Think of the many ways society is now bombarded with information. Your phone is pinging with announcements of Facebook posts, text messages, Twitter tweets, etc., etc., etc. The three television networks have competition from endless cable sources.
Radios have local stations and satellite sources of music, news and talk. We are flooded with photos and news.
How are we managing?
Not very well.
Think back to the 2016 election with all of the Facebook messages.How do we know who sponsored them? Was it Russia? Do we care?
Trampled in this overabundance of noise are the legacy sources for information.
If you are a member of the millennial generation, ask your parents and grandparents what news used to look like.
Television network news was a half hour in length. It was informative and to-the-point about the nation’s important activities for the day and major world events. If you had told a veteran reporter to do a story on the Kardashians for the evening news, they would have quit in disgust. Local news stations added a half hour to hour of local, state and regional information.A feature story would cover an event in the community.
Then cable news arrived. All “news” 24 hours a day, seven days a week. Yes, there are many, many things happening in the world, but are these networks deploying correspondents to every corner of the globe? Nope. Costs too much. So they pay a few people to talk and talk and talk for hours. They focus on tiny details and find symbolism that would even make a college literary professor’s head spin.
But worse than that, the endless cycle of recycled and over-analyzed information has made some people give up. They have started to complain about the news and are grouping every news outlet, even the legacy news, into one overcrowded basket.
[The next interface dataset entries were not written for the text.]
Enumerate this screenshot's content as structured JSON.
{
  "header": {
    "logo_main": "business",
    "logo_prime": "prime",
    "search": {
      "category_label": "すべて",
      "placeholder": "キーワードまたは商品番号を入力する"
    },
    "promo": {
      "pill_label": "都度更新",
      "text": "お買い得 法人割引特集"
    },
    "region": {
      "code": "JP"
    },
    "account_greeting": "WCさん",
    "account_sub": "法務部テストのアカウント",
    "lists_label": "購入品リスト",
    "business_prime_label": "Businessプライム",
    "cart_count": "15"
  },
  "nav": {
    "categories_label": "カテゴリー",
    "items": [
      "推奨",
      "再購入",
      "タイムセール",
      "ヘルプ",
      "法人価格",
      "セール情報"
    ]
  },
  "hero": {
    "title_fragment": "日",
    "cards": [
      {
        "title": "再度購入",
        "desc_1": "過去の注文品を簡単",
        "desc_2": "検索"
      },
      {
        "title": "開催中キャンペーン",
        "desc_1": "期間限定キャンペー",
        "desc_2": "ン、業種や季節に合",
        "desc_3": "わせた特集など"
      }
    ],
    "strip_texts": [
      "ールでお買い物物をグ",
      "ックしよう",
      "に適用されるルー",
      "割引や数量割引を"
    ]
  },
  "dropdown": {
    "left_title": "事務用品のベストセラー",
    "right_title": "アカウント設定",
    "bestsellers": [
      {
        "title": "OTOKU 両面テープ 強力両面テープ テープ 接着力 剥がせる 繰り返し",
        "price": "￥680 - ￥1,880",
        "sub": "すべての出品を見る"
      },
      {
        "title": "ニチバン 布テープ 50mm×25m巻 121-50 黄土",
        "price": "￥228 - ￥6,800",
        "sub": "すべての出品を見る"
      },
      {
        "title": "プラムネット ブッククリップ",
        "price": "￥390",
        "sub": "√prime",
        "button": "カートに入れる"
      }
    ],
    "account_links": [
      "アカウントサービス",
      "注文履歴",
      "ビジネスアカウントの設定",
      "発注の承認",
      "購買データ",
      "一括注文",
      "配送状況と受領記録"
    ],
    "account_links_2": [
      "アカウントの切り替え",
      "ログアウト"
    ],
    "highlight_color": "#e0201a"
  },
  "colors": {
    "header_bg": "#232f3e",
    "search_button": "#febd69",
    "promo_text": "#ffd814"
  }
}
If we come out of this age of information technology overload with anything, it must be that we discover to be discerning in how we acquire information, how we examine the information we receive and that we recognize the importance of the First Amendment and how we need to find and protect our many good sources of news.
Start with your local newspapers. While technology has gone nuts with Facebook propaganda memes written to imitate newspapers, do not be fooled. Google the information you are reading online and see what a variety of sources say about these claims. Do not “share” what you haven’t spent a few minutes researching.
Your best source of news during these times is still your local and regional newspapers. They are still sending people to meetings and events. They have a vested interest in a good government and a prosperous economy.
Gather information, but make sure you are considering the source!